One thing about the interwebs is that you sometimes get to find out about someone you’ve been disconnected from for years. It happened to me yesterday, when I discovered that the guy who had been my “handler” in Lutte Ouvière had died in 2011 aged 62, following a stroke. I’d noticed that some prominent French administrator had the same name and googled to see if it was the same guy. It wasn’t, but up came the obituary of Denis Robin, comrade Cerdon, and with it a whole bunch of memories of the nineteen-year-old me from 1978.
Back then I had finished school, having taken the Oxbridge entrance exams before Christmas. I therefore had about nine months on my hands and wanted to spend it in Paris, where I had friends (and still do) through a language exchange with a family there. I landed a job as a courier with an agency called the Banque Centrale de Compensation which recorded transactions on the Paris commodity exchange, the Bourse de Commerce. This meant that I spent my days running from our office to the Bourse and to the HQs of the various coffee, cocoa, soya and sugar companies.
I’d long been interested in the French left and had even done a school project on May 1968, sucking up lots of information on the various groupuscules. This was, I think it fair to say, alternately irritating and amusing to my French friends who were stalwarts of the Socialists, then in electoral alliance with the barely post-Stalinist Parti Communiste. After one dinner-table debate they expressed scepticism about whether my money would ever follow my mouth, and I took this as something of a challenge. The following day, when I was making a delivery to the main offices of the Crédit Lyonnais, I encountered a bunch of militants selling Lutte Ouvrière, a Trotskyist weekly newpaper and engaged them in conversation. One of the people there was comrade Cerdon, and I agreed to meet him on the evening of Mayday for a conversation, ideally having joined up with their contingent on the big demonstration. I never found LO demonstrators that day and ended up marching with UNEF, the Communist student union.

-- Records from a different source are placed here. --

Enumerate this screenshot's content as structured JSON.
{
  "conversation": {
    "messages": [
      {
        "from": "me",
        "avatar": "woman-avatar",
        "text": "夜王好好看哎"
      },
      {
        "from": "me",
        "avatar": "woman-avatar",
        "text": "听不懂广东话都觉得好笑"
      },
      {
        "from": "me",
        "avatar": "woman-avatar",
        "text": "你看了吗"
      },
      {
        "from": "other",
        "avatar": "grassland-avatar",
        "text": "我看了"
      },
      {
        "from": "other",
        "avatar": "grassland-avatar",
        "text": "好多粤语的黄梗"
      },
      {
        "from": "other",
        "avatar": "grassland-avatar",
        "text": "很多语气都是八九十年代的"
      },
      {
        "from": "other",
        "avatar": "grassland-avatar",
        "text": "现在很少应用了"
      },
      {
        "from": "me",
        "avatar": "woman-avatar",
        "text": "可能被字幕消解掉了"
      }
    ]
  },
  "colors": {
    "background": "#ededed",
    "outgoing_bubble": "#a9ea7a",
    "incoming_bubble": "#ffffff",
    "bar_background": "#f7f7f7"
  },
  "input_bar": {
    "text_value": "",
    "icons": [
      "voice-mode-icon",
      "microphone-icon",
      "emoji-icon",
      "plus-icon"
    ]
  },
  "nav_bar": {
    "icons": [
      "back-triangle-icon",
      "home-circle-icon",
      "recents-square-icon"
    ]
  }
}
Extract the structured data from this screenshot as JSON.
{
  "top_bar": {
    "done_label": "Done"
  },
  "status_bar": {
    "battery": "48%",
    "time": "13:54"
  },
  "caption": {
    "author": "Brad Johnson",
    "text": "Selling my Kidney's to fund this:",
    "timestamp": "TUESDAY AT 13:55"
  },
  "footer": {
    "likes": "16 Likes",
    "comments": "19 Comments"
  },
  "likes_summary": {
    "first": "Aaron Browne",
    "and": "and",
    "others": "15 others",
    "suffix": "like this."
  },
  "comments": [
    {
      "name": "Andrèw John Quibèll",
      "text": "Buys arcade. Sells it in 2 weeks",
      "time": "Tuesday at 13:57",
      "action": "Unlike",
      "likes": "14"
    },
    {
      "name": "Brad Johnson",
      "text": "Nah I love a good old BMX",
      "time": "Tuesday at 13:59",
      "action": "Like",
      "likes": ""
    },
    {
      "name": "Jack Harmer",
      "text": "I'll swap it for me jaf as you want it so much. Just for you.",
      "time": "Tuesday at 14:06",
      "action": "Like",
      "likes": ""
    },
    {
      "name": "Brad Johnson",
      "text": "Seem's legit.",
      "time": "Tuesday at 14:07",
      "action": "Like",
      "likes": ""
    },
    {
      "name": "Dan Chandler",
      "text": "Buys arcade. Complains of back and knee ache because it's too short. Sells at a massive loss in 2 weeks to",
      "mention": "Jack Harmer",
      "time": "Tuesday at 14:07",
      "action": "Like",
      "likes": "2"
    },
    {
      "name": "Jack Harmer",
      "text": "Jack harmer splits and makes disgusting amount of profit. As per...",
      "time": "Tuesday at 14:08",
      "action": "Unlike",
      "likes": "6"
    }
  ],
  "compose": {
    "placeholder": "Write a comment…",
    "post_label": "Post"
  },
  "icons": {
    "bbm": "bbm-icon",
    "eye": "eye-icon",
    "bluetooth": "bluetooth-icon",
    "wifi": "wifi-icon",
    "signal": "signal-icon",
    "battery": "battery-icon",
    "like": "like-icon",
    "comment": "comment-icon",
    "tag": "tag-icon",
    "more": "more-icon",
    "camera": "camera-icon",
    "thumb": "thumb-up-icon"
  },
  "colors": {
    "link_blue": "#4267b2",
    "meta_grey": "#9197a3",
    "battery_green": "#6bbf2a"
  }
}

But we did meet in a café in the Place de la République that evening and began one of a series of long conversations about politics and related matters, the purpose of which was to recruit me to the organization. [click to continue…]